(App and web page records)
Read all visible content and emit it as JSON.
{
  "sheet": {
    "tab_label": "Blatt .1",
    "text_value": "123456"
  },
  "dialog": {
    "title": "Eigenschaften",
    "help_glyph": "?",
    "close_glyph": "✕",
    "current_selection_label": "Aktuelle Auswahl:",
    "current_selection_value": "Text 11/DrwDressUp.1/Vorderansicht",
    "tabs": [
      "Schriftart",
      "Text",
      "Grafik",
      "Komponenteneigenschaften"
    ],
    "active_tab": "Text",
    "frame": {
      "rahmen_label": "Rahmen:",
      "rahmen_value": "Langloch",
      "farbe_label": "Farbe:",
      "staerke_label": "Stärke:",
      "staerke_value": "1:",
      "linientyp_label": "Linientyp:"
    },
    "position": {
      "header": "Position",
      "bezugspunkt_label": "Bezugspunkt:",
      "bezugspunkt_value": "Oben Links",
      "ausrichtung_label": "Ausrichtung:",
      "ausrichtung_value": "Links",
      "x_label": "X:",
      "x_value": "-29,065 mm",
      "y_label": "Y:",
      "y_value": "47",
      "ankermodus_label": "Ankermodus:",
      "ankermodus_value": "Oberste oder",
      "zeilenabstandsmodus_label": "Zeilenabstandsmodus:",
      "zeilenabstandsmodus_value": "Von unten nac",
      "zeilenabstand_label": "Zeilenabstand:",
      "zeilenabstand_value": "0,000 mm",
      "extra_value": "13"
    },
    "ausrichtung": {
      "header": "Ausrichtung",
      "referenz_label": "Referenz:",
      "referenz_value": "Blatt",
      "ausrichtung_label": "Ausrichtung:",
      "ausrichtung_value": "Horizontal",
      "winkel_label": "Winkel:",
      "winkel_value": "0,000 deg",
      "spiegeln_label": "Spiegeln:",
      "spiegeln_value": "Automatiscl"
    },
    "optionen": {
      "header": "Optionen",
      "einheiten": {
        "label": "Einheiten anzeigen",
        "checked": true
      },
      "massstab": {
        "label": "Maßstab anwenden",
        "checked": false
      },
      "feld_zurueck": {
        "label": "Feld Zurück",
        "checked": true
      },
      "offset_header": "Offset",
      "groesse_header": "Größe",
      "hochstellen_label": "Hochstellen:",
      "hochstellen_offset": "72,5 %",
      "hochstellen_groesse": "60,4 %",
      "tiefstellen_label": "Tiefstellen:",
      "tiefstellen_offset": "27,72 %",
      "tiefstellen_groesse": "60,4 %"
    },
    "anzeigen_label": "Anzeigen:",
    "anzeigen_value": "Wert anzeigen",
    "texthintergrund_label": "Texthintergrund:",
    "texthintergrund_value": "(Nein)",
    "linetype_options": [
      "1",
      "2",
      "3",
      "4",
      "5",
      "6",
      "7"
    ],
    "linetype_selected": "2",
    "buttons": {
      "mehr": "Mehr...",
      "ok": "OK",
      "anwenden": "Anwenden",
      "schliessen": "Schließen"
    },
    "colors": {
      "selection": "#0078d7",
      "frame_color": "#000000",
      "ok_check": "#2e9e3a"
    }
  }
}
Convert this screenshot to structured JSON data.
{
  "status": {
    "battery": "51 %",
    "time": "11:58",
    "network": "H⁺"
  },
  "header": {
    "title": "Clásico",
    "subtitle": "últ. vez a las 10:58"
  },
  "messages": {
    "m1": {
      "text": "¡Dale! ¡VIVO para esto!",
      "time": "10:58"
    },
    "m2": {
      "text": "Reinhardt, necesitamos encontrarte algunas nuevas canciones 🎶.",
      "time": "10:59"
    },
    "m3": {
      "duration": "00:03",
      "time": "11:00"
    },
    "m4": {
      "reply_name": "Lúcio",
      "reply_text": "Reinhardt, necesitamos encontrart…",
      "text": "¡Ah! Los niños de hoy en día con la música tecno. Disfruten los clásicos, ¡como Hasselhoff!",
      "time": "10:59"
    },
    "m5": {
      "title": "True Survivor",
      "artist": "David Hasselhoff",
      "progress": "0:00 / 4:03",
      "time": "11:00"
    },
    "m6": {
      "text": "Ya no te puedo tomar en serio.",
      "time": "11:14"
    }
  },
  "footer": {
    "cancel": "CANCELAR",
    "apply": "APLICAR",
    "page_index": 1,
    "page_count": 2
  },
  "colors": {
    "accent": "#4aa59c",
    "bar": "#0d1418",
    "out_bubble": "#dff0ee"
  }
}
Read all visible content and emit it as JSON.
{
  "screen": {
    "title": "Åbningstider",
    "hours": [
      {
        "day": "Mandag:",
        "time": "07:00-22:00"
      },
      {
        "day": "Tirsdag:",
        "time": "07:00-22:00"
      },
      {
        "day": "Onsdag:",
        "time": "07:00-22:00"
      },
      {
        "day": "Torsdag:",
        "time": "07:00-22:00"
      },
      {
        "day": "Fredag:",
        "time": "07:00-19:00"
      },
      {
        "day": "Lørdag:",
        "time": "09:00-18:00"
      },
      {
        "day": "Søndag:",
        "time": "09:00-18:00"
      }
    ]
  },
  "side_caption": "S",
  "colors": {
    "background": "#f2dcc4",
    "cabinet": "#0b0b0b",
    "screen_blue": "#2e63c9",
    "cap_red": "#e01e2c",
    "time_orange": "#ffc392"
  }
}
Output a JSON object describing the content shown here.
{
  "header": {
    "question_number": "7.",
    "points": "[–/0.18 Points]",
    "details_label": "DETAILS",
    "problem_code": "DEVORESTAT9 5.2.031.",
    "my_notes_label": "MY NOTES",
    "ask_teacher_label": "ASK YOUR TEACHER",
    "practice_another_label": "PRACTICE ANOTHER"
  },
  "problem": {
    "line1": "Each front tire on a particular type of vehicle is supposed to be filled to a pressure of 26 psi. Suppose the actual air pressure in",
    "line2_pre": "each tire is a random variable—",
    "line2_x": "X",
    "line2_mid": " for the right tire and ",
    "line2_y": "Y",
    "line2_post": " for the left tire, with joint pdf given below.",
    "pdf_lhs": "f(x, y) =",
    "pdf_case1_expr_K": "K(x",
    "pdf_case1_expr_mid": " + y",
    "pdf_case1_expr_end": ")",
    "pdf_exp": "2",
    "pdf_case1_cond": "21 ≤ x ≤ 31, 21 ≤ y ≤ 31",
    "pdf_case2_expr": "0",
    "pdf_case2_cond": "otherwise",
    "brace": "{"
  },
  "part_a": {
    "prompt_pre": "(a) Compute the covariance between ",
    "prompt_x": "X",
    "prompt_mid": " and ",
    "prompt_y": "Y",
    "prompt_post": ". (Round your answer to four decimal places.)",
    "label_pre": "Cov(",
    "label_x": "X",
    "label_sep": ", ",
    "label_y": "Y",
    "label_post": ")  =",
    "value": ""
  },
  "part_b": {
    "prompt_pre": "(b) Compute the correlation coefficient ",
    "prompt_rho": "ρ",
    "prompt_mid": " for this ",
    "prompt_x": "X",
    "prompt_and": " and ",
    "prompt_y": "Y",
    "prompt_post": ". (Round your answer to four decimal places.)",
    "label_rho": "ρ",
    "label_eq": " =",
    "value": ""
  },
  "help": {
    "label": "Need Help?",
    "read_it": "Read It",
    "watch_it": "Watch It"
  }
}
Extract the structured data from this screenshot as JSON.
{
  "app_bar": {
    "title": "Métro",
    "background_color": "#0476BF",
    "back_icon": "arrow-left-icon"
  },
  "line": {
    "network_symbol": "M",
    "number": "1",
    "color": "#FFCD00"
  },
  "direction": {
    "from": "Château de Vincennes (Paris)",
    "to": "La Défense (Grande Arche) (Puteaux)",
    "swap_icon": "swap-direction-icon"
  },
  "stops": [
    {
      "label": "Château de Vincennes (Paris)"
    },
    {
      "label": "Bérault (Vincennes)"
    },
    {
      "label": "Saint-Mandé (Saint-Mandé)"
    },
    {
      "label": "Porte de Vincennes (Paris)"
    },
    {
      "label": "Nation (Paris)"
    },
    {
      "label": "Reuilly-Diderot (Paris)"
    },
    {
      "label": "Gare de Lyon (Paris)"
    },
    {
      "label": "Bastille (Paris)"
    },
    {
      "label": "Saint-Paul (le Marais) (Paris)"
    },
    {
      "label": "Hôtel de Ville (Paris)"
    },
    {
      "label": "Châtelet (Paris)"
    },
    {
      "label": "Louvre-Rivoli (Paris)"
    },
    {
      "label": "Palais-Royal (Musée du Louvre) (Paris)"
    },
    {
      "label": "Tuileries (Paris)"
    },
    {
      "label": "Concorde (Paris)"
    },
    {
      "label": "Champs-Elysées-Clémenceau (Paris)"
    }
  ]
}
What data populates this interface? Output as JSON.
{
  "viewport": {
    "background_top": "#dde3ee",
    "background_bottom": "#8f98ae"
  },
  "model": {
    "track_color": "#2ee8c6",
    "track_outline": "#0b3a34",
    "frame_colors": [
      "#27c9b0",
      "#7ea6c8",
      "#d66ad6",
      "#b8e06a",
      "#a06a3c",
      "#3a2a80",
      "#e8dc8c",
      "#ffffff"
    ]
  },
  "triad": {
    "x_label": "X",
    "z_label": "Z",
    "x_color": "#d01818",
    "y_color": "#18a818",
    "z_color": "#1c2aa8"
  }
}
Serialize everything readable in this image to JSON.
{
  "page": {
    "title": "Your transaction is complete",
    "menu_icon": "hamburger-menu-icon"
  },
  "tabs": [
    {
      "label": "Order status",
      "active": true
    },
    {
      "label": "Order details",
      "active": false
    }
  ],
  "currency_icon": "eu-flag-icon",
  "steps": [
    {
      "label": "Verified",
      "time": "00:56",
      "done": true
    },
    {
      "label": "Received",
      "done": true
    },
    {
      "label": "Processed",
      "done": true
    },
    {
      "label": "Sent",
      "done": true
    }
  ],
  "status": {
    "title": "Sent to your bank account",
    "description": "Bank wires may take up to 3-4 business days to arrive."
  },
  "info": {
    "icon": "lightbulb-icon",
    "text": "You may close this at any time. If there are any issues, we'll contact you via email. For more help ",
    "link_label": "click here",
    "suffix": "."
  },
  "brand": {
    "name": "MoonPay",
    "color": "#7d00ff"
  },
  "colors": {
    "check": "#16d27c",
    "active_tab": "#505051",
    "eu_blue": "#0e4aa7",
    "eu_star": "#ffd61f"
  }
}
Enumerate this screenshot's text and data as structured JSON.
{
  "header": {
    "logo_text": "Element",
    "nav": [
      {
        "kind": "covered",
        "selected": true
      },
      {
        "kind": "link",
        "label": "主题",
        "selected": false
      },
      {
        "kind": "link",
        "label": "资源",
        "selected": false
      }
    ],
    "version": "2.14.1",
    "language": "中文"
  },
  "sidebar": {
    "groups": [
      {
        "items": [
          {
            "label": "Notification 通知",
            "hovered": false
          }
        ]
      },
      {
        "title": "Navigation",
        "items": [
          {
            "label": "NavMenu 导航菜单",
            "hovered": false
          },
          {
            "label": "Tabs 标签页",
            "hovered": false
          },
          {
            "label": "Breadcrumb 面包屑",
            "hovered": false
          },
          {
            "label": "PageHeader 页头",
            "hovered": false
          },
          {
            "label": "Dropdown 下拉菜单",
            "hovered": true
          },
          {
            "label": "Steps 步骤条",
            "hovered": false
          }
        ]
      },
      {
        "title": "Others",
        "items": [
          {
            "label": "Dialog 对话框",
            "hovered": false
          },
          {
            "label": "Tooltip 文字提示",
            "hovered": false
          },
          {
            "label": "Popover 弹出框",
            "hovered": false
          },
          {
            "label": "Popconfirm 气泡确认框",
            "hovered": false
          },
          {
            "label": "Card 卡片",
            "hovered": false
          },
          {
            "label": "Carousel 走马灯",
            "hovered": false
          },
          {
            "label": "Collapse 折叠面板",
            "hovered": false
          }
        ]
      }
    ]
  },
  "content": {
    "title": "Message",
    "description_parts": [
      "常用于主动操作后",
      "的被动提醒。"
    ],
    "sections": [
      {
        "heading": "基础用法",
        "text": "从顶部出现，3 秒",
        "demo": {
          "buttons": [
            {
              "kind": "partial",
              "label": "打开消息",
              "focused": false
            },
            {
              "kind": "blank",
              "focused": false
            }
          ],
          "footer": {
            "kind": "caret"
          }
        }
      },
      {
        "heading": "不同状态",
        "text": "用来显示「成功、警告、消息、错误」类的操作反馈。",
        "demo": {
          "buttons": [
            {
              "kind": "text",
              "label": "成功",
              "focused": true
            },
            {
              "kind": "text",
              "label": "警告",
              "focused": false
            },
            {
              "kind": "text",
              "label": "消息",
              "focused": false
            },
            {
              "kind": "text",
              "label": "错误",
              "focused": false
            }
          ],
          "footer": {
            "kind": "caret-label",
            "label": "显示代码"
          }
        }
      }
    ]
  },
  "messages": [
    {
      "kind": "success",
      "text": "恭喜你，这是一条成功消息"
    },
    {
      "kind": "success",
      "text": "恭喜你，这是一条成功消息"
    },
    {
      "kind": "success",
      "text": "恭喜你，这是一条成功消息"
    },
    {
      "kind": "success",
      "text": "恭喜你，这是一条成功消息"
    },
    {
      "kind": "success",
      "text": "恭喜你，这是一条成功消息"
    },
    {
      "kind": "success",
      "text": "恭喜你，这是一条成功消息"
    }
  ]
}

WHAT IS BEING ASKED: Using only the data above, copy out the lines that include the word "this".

ANSWER SECTION:
Convert this screenshot to structured JSON data.
    "prompt_mid": " for this ",
Extract the structured data from this screenshot as JSON.
What data populates this interface? Output as JSON.
Serialize everything readable in this image to JSON.
    "text": "You may close this at any time. If there are any issues, we'll contact you via email. For more help ",
Enumerate this screenshot's text and data as structured JSON.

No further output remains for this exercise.